Health Indicator Report of Deaths due to Septicemia
Septicemia, commonly referred to as sepsis or septic shock, was the seventh leading cause of death among New Jersey residents and twelfth in the U.S. in 2019.
- Centers for Disease Control and Prevention, National Center for Health Statistics. Underlying Cause of Death File. CDC WONDER On-line Database accessed at [https://wonder.cdc.gov/Deaths-by-Underlying-Cause.html]
- Death Certificate Database, Office of Vital Statistics and Registry, New Jersey Department of Health
- Population Estimates, [http://lwd.state.nj.us/labor/lpa/dmograph/est/est_index.html State Data Center], New Jersey Department of Labor and Workforce Development
Data Interpretation IssuesSepticemia refers to the presence of a pathogen in the blood, whereas sepsis is the condition that is caused by the pathogen. In the context of mortality, if the cause of death is septicemia, sepsis is implied.
DefinitionDeaths with septicemia as the underlying cause of death. ICD-10 codes: A40-A41
NumeratorNumber of deaths due to septicemia
DenominatorTotal number of persons in the population
How Are We Doing?In New Jersey, nearly 2,000 deaths each year are due to septicemia. In the total population and among each racial/ethnic group, males have higher death rates than females. The age-adjusted death rate due to septicemia is significantly higher among Blacks in New Jersey than among other racial/ethnic groups. County rates per 100,000 population (age-adjusted) range from a low of 11 in Hunterdon to a high of 24 in Salem.

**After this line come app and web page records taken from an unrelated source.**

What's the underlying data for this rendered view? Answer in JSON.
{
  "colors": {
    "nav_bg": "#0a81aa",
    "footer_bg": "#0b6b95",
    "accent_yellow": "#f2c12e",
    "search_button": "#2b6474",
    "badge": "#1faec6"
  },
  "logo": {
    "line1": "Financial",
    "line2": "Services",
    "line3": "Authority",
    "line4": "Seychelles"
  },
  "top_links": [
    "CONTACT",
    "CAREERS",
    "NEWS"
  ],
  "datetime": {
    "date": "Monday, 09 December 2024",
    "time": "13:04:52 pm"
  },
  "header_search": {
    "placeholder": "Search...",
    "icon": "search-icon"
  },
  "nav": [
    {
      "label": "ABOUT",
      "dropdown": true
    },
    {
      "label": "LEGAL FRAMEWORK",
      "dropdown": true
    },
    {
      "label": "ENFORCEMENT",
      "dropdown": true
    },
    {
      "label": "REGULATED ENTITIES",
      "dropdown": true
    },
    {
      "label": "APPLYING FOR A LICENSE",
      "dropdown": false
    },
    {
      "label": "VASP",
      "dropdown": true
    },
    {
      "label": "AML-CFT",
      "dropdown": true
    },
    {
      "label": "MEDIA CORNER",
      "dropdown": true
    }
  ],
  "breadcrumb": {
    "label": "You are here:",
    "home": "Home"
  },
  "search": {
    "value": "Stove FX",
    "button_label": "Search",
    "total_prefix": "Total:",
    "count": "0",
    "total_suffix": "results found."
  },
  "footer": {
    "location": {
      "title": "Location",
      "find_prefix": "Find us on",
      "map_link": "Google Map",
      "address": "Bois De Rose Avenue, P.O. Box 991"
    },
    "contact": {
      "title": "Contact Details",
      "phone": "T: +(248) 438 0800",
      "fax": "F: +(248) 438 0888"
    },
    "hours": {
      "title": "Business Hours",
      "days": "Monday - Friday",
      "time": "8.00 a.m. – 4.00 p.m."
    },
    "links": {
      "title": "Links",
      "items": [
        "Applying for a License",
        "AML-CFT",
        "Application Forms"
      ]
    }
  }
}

How Do We Compare With the U.S.?The New Jersey age-adjusted death rate due to septicemia is 1.8 times that of the nation as a whole. It is one of only two leading causes of death for which New Jersey's rate is higher than that of the U.S. New Jersey had the second highest age-adjusted death rate due to septicemia among all 50 states and D.C. in 2019 [https://wonder.cdc.gov/ucd-icd10.html ^1^] New Jersey is the northernmost state in a contiguous cluster of states with high sepsis mortality in the Southeastern and mid-Atlantic U.S.[https://ij-healthgeographics.biomedcentral.com/articles/10.1186/1476-072X-9-9 ^2^] A 2013 county-level study found clusters throughout the Midwest, mid-Atlantic, and the South.[https://www.pennmedicine.org/news/news-releases/2013/may/new-penn-medicine-research-ide ^3^]
What Is Being Done?Under state law, New Jersey hospitals are required to submit uniform data to the New Jersey Department of Health on health care facility-associated infections. The Department reviews and analyzes these data and reports the results in New Jersey's annual [http://www.nj.gov/health/healthcarequality/health-care-professionals/submit-reporting/hais/index.shtml hospital performance report]. (Note that not all cases of septicemia are acquired in a healthcare setting.)
Page Content Updated On 05/11/2021, Published on 05/11/2021